Richard Lambert Chief Executive at the National Landlords Association discusses the reality of section 21 notices
Shelter issued new figures recently suggesting there is a crisis in the private rented sector due to landlords evicting tenants for complaining about standards of their rented property –“revenge evictions” as they now call them. However, if you look more closely at these figures, their argument starts to unravel.
Shelter’s figures suggest there has been a rise in complaints concerning retaliatory or revenge evictions. The difficulty is how to prove that issuing possession proceedings really is an act of retaliation against a tenant. Simply serving a Section 21 notice should not be classed as a revenge eviction. There are many reasons a landlord would need or want to serve one, and so long as they do it the right way, it is their right to do so for whatever reason they think fit.
The overwhelming majority of landlords want their property occupied, rent paid and for their tenants to have a comfortable long-term tenancy. Like any other business they want happy customers and steady income. They’re not out for revenge; we don’t talk about any other service provider seeking revenge from their customers and there is no reason to suspect landlords are any different.
Landlords want stable tenancies and NLA statistics show that most are. The average tenancy lasts just over two and a half years and in reality the vast majority of tenancy durations are terminated by the tenant, not the landlord. When the landlord does terminate the tenancy, the cause more often than not is rent arrears. A property will inevitably have some problems during its lifetime as a rental property – indeed, a quarter of landlords’ rental income is spent on repairs and maintenance – but most would think evicting to avoid repairing creates two problems instead of one. The repairs are still needed, but now there is a void, so no income coming in.
Seeking possession can be an expensive business, often stressful for the landlord as well as the tenant. Nor is it automatically the best business option. Ending a tenancy, re-marketing and letting all cost.
Crisis it is not
We are all worldly enough to know that retaliatory evictions do happen, and it is terrible that anyone should lose their home due to the poor, or even criminal, behaviour of their landlord. Nevertheless, the NLA does not believe that the figures cited by Shelter represent a ‘crisis’.
Their figure of 7,600 renters at risk of eviction equates to 0.19% of renters in England (9m), implying that that 99.81% are not experiencing these problems.
Furthermore, the 4,000 renters ‘losing their homes’ represents 0.1% of households in England who rent privately.

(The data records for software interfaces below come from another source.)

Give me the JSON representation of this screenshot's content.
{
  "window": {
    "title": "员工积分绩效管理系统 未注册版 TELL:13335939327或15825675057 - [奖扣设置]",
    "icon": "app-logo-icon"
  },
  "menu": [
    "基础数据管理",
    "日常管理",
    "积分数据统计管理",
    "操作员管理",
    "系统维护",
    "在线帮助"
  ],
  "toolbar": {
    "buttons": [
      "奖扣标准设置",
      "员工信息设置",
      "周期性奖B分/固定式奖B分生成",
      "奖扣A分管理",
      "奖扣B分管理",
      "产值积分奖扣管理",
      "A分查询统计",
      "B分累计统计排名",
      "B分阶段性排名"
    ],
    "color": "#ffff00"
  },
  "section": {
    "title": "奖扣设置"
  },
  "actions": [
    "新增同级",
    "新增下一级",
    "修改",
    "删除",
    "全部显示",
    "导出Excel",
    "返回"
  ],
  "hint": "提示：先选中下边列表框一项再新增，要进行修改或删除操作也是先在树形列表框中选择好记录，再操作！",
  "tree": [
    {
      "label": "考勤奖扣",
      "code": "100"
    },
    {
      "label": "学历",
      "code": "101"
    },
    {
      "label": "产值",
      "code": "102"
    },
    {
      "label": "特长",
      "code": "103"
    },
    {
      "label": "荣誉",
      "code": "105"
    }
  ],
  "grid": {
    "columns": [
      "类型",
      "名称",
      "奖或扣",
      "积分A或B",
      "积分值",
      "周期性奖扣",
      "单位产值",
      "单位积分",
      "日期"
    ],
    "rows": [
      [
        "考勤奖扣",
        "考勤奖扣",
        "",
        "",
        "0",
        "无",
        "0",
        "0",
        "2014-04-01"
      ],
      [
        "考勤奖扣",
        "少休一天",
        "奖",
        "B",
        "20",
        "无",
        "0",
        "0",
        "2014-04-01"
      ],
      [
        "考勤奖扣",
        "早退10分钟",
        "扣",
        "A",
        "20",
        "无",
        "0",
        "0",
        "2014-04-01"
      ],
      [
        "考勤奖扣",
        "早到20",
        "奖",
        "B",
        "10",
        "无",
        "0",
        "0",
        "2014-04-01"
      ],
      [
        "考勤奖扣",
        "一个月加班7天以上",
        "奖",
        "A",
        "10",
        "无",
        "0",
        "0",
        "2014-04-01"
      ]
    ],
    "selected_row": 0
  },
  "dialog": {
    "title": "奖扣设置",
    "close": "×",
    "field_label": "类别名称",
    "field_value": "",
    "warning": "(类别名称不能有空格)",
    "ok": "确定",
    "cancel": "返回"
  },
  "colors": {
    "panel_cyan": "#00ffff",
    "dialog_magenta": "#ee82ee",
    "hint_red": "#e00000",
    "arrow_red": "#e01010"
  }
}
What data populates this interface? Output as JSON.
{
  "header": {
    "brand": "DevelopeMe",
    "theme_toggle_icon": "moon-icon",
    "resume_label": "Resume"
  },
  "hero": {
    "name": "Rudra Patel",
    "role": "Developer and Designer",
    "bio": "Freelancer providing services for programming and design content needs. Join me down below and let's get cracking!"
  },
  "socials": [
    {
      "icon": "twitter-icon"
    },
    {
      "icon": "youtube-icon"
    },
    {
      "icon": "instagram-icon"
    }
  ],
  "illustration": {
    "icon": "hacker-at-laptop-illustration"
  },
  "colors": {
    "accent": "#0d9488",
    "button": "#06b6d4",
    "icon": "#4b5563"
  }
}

You have to question whether one tenth of one per cent of tenancies coming to an end is an indication of market failure.
The question remains: is a failure rate of between 0.1 and 0.19% of the market a ‘crisis’? A situation which needs improving, yes, but ‘crisis’ is stretching it too far.
Councils to tackle the issue
The one thing we can agree with Shelter on is that there are some bad landlords, who may end a tenancy if they think they can get away with a new tenant putting up with the problems, and these landlords need to be tackled. Councils need to target bad landlords and force them out of the private rented sector. It is down to local and central government to prosecute publicly and effectively to make it clear that ignoring property standards is already illegal.
Public prosecutions can really help to drill home that bad practice is unacceptable and that there are consequences. Unfortunately, in 2012, fewer than 500 landlords were prosecuted; compare this with the 155,000 people prosecuted for not having a TV licence. Councils should also receive a proportion of prosecution fines in order to incentivise future enforcement activity to protect tenants from the few who think they can get away with poor or illegal property practices.